[Provided data]:

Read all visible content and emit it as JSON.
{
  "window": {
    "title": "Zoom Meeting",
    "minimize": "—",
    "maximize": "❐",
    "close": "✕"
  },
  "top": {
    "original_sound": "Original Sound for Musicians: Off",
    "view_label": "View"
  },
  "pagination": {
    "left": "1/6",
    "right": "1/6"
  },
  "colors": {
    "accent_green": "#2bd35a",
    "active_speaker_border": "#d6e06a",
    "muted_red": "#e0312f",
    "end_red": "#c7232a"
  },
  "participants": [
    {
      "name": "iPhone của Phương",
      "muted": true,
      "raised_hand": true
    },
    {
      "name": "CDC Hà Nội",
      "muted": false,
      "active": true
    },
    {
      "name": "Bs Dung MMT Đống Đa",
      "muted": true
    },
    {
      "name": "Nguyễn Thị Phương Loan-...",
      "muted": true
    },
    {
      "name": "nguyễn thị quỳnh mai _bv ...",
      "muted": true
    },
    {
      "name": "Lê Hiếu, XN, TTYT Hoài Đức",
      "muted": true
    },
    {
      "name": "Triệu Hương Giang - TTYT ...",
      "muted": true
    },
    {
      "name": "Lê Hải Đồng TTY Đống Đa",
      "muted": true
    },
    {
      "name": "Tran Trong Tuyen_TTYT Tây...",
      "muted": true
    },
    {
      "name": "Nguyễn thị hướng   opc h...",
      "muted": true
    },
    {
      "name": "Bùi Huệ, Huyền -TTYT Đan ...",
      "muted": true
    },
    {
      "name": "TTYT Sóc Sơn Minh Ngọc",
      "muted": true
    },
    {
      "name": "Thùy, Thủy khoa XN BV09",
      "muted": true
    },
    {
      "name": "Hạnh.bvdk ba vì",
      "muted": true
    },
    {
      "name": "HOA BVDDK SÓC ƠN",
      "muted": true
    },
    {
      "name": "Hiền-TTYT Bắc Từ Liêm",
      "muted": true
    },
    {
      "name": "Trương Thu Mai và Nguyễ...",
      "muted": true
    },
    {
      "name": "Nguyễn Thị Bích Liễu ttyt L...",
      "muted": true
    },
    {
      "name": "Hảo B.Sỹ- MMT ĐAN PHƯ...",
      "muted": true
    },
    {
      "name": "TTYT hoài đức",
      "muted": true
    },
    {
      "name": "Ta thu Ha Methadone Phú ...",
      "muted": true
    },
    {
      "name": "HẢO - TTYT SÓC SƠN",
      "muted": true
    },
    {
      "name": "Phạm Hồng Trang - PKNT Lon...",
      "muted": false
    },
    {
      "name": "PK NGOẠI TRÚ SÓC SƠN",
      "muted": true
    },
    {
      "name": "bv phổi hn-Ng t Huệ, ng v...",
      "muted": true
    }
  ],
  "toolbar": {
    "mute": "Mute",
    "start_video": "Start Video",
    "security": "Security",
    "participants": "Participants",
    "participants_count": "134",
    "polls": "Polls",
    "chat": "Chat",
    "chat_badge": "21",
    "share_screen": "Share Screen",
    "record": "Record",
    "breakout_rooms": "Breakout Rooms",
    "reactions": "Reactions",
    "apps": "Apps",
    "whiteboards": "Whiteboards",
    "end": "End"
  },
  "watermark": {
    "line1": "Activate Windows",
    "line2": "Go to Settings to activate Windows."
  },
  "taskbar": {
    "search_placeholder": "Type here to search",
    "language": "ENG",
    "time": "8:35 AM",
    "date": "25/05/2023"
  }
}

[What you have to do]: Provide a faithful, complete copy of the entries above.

[Written response]:
Read all visible content and emit it as JSON.
{
  "window": {
    "title": "Zoom Meeting",
    "minimize": "—",
    "maximize": "❐",
    "close": "✕"
  },
  "top": {
    "original_sound": "Original Sound for Musicians: Off",
    "view_label": "View"
  },
  "pagination": {
    "left": "1/6",
    "right": "1/6"
  },
  "colors": {
    "accent_green": "#2bd35a",
    "active_speaker_border": "#d6e06a",
    "muted_red": "#e0312f",
    "end_red": "#c7232a"
  },
  "participants": [
    {
      "name": "iPhone của Phương",
      "muted": true,
      "raised_hand": true
    },
    {
      "name": "CDC Hà Nội",
      "muted": false,
      "active": true
    },
    {
      "name": "Bs Dung MMT Đống Đa",
      "muted": true
    },
    {
      "name": "Nguyễn Thị Phương Loan-...",
      "muted": true
    },
    {
      "name": "nguyễn thị quỳnh mai _bv ...",
      "muted": true
    },
    {
      "name": "Lê Hiếu, XN, TTYT Hoài Đức",
      "muted": true
    },
    {
      "name": "Triệu Hương Giang - TTYT ...",
      "muted": true
    },
    {
      "name": "Lê Hải Đồng TTY Đống Đa",
      "muted": true
    },
    {
      "name": "Tran Trong Tuyen_TTYT Tây...",
      "muted": true
    },
    {
      "name": "Nguyễn thị hướng   opc h...",
      "muted": true
    },
    {
      "name": "Bùi Huệ, Huyền -TTYT Đan ...",
      "muted": true
    },
    {
      "name": "TTYT Sóc Sơn Minh Ngọc",
      "muted": true
    },
    {
      "name": "Thùy, Thủy khoa XN BV09",
      "muted": true
    },
    {
      "name": "Hạnh.bvdk ba vì",
      "muted": true
    },
    {
      "name": "HOA BVDDK SÓC ƠN",
      "muted": true
    },
    {
      "name": "Hiền-TTYT Bắc Từ Liêm",
      "muted": true
    },
    {
      "name": "Trương Thu Mai và Nguyễ...",
      "muted": true
    },
    {
      "name": "Nguyễn Thị Bích Liễu ttyt L...",
      "muted": true
    },
    {
      "name": "Hảo B.Sỹ- MMT ĐAN PHƯ...",
      "muted": true
    },
    {
      "name": "TTYT hoài đức",
      "muted": true
    },
    {
      "name": "Ta thu Ha Methadone Phú ...",
      "muted": true
    },
    {
      "name": "HẢO - TTYT SÓC SƠN",
      "muted": true
    },
    {
      "name": "Phạm Hồng Trang - PKNT Lon...",
      "muted": false
    },
    {
      "name": "PK NGOẠI TRÚ SÓC SƠN",
      "muted": true
    },
    {
      "name": "bv phổi hn-Ng t Huệ, ng v...",
      "muted": true
    }
  ],
  "toolbar": {
    "mute": "Mute",
    "start_video": "Start Video",
    "security": "Security",
    "participants": "Participants",
    "participants_count": "134",
    "polls": "Polls",
    "chat": "Chat",
    "chat_badge": "21",
    "share_screen": "Share Screen",
    "record": "Record",
    "breakout_rooms": "Breakout Rooms",
    "reactions": "Reactions",
    "apps": "Apps",
    "whiteboards": "Whiteboards",
    "end": "End"
  },
  "watermark": {
    "line1": "Activate Windows",
    "line2": "Go to Settings to activate Windows."
  },
  "taskbar": {
    "search_placeholder": "Type here to search",
    "language": "ENG",
    "time": "8:35 AM",
    "date": "25/05/2023"
  }
}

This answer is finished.